In the case of your primary stakeholders, the students, self-review is a two-way process. It is important for you to get first-hand experience of what the life of a learner in your school is really like and the level of support and challenges they experience. Students have a lot to offer to the self-review process, but they need ‘training’ and support if they are to be confident in voicing any critical views. Staff may initially be mistrustful if you give credibility to the views of students that conflict with their own. Again, it is about building a positive and open culture. In some schools, students will have regular councils or parliaments, and may be involved in making decisions about issues that affect the school community.

Parents and guardians are also key stakeholders who can help with a school review. You need to make time to talk to them and give them the opportunity to hear their views.

Activity 9: Shadowing students

Of all the data collection exercises that a school leader can do, student shadowing is the most immediately illuminating. By observing a single student across a whole day, you can get a great deal of information about:

  • style(s) of teaching
  • levels of student engagement
  • teacher–student relationships
  • use of time and resources
  • the impact of teaching on learning.

Ideally, you could do this shadowing – but because of your position of power, this could be quite intimidating for the student. Think about whether you could delegate this task to a member of the SMC or to a trusted teacher. You need to be careful about the choice of student – if you deliberately choose your most able student, you are likely to get a different picture than by observing a student with more complex learning needs. You will also need to make time to discuss the experience with the student afterwards, because their views of the day are also important.

Following the shadowing, you need to analyse what you have seen and share the key learning points with the staff and maybe the SMC.


You will need to devote uninterrupted time to this task, and must emphasise to teachers that you are looking at learning, not teaching. It is very difficult for you to be a ‘fly on the wall’ in your school and the students may well be unnerved with you trailing around behind them. You need to think carefully about how not to be obtrusive and disruptive in this role – telling students and staff beforehand what you are doing is essential, but it is best to keep the name of the student you will be shadowing a secret until the day itself.

Tool 5: Classroom observation

Classroom observation is initially difficult to carry out in a non-threatening manner, especially because you are the school leader and so people will behave differently if you are in the room. You may be accustomed to students jumping to attention when you enter the room, but ideally you will want to slide into the classroom quietly and stand or sit where you can observe the whole room – if you sit at the back with the students, you will be closest to their experience in the classroom. You may move around the classroom if the students are working in groups or on individual work in order to sample their learning.

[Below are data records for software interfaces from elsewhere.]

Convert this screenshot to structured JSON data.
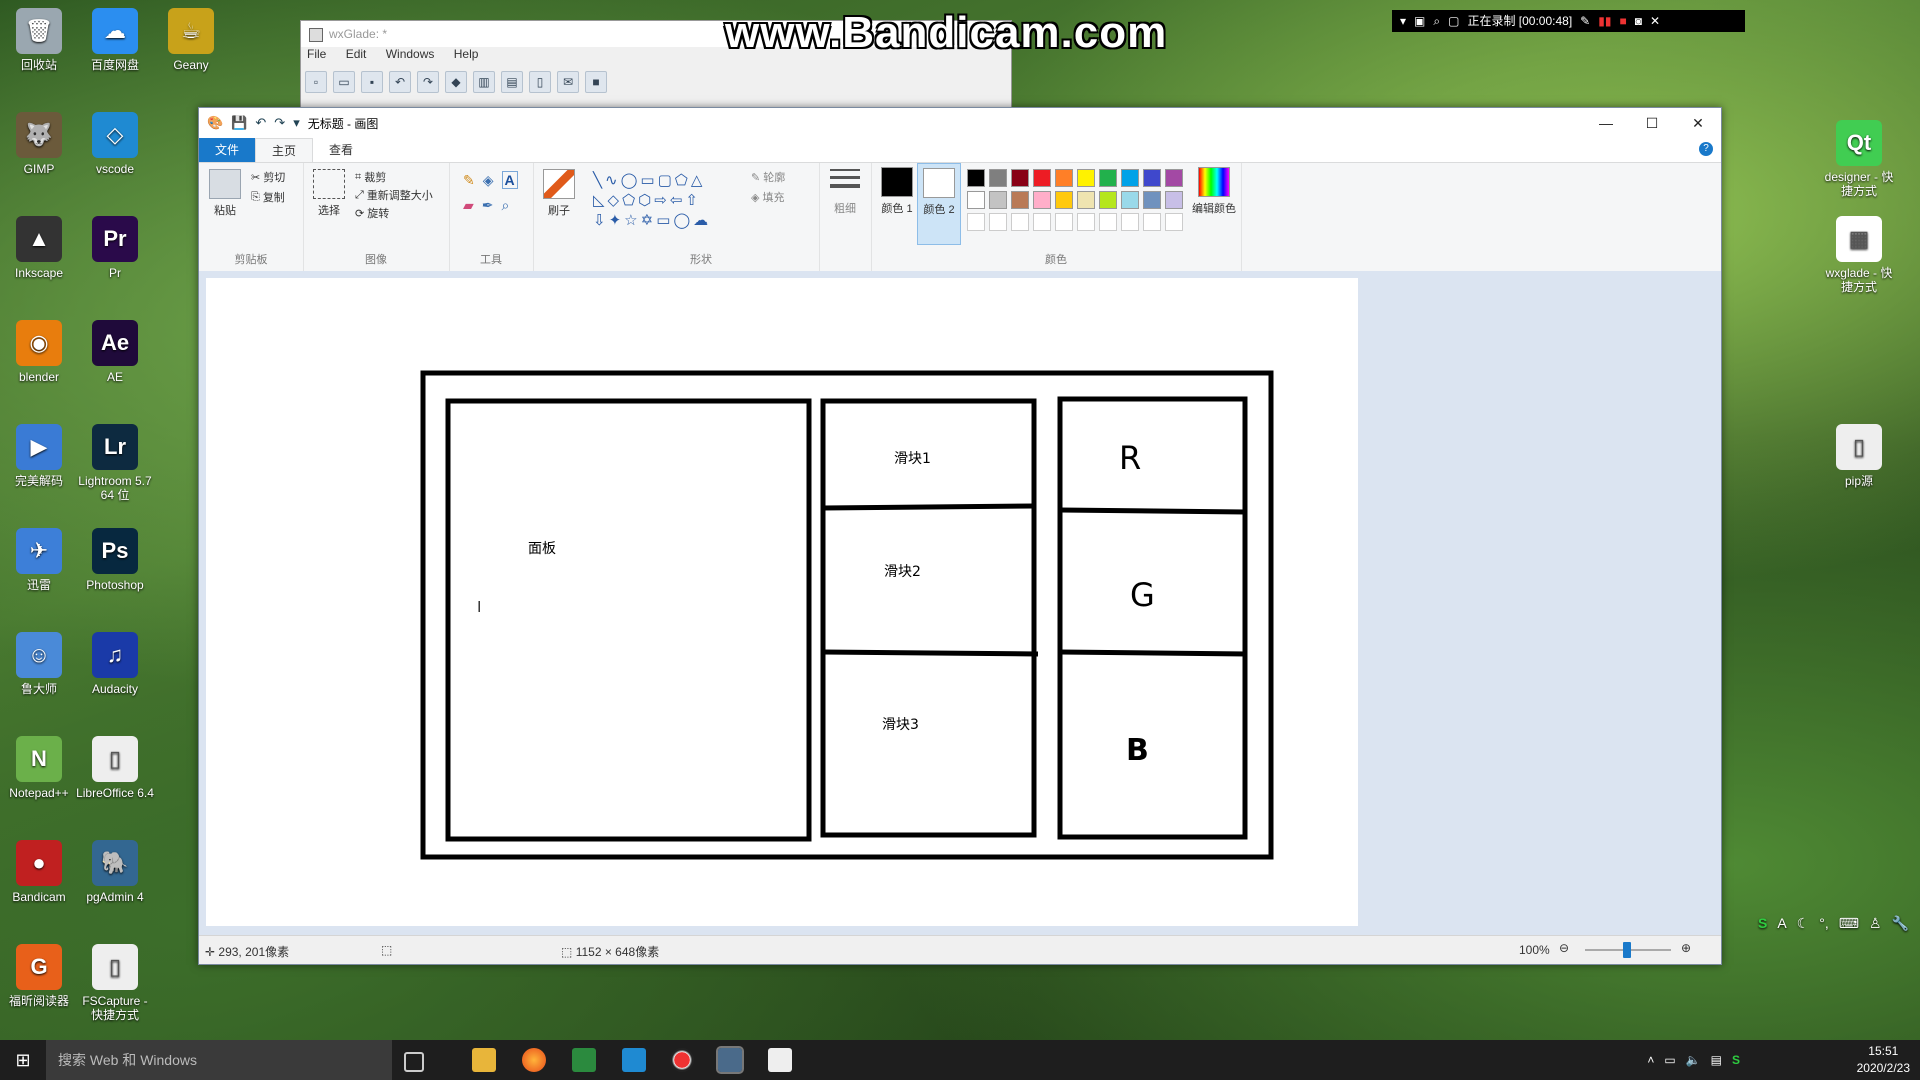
{
  "desktop": {
    "left_icons": [
      {
        "label": "回收站",
        "color": "#9aa7b0",
        "glyph": "🗑"
      },
      {
        "label": "百度网盘",
        "color": "#2b8ef0",
        "glyph": "☁"
      },
      {
        "label": "Geany",
        "color": "#c8a21a",
        "glyph": "☕"
      },
      {
        "label": "GIMP",
        "color": "#6b5a3b",
        "glyph": "🐺"
      },
      {
        "label": "vscode",
        "color": "#1f8ad2",
        "glyph": "◇"
      },
      {
        "label": "Inkscape",
        "color": "#333333",
        "glyph": "▲"
      },
      {
        "label": "Pr",
        "color": "#2a0a4a",
        "glyph": "Pr"
      },
      {
        "label": "blender",
        "color": "#e87d0d",
        "glyph": "◉"
      },
      {
        "label": "AE",
        "color": "#1f0a3a",
        "glyph": "Ae"
      },
      {
        "label": "完美解码",
        "color": "#3a7bd5",
        "glyph": "▶"
      },
      {
        "label": "Lightroom 5.7 64 位",
        "color": "#0d2a40",
        "glyph": "Lr"
      },
      {
        "label": "迅雷",
        "color": "#3d7fd8",
        "glyph": "✈"
      },
      {
        "label": "Photoshop",
        "color": "#07283f",
        "glyph": "Ps"
      },
      {
        "label": "鲁大师",
        "color": "#4a8ad8",
        "glyph": "☺"
      },
      {
        "label": "Audacity",
        "color": "#1a3aa8",
        "glyph": "♫"
      },
      {
        "label": "Notepad++",
        "color": "#6bb04a",
        "glyph": "N"
      },
      {
        "label": "LibreOffice 6.4",
        "color": "#eeeeee",
        "glyph": "▯"
      },
      {
        "label": "Bandicam",
        "color": "#c02020",
        "glyph": "●"
      },
      {
        "label": "pgAdmin 4",
        "color": "#336791",
        "glyph": "🐘"
      },
      {
        "label": "福昕阅读器",
        "color": "#e8601a",
        "glyph": "G"
      },
      {
        "label": "FSCapture - 快捷方式",
        "color": "#eeeeee",
        "glyph": "▯"
      }
    ],
    "right_icons": [
      {
        "label": "designer - 快捷方式",
        "color": "#41cd52",
        "glyph": "Qt"
      },
      {
        "label": "wxglade - 快捷方式",
        "color": "#ffffff",
        "glyph": "▦"
      },
      {
        "label": "pip源",
        "color": "#eeeeee",
        "glyph": "▯"
      }
    ]
  },
  "wxglade": {
    "title": "wxGlade: *",
    "menu": [
      "File",
      "Edit",
      "Windows",
      "Help"
    ]
  },
  "recorder": {
    "watermark": "www.Bandicam.com",
    "status": "正在录制 [00:00:48]"
  },
  "paint": {
    "title": "无标题 - 画图",
    "tabs": {
      "file": "文件",
      "home": "主页",
      "view": "查看"
    },
    "clipboard": {
      "paste": "粘贴",
      "cut": "剪切",
      "copy": "复制",
      "label": "剪贴板"
    },
    "image": {
      "select": "选择",
      "crop": "裁剪",
      "resize": "重新调整大小",
      "rotate": "旋转",
      "label": "图像"
    },
    "tools": {
      "label": "工具"
    },
    "brushes": {
      "label": "刷子"
    },
    "shapes": {
      "outline": "轮廓",
      "fill": "填充",
      "label": "形状"
    },
    "size": {
      "label": "粗细"
    },
    "colors": {
      "color1": "颜色 1",
      "color2": "颜色 2",
      "edit": "编辑颜色",
      "label": "颜色"
    },
    "palette_row1": [
      "#000000",
      "#7f7f7f",
      "#880015",
      "#ed1c24",
      "#ff7f27",
      "#fff200",
      "#22b14c",
      "#00a2e8",
      "#3f48cc",
      "#a349a4"
    ],
    "palette_row2": [
      "#ffffff",
      "#c3c3c3",
      "#b97a57",
      "#ffaec9",
      "#ffc90e",
      "#efe4b0",
      "#b5e61d",
      "#99d9ea",
      "#7092be",
      "#c8bfe7"
    ],
    "status": {
      "cursor": "293, 201像素",
      "size": "1152 × 648像素",
      "zoom": "100%"
    },
    "drawing": {
      "panel": "面板",
      "slider1": "滑块1",
      "slider2": "滑块2",
      "slider3": "滑块3",
      "r": "R",
      "g": "G",
      "b": "B"
    }
  },
  "taskbar": {
    "search": "搜索 Web 和 Windows",
    "time": "15:51",
    "date": "2020/2/23"
  }
}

If there is no culture of observation in the school, you will need to start slowly. It could be sometime before you are able to observe lessons without causing anxiety. Here is one possible approach:

  1. Encourage your teachers to observe each other. A number of activities in the TESS-India units encourage this. While they observe each other, you could offer to teach their class. In this way, students will get more used to seeing you in the classroom.
  2. Take regular learning walks so that teachers and students get used to seeing you outside the classroom, or lingering by the doorway, during lessons.
  3. When you feel able to observe lessons, use an observation form so that the teachers know what you are looking for and use this to discuss the lesson with them afterwards. Resource 4 has an example that you could use.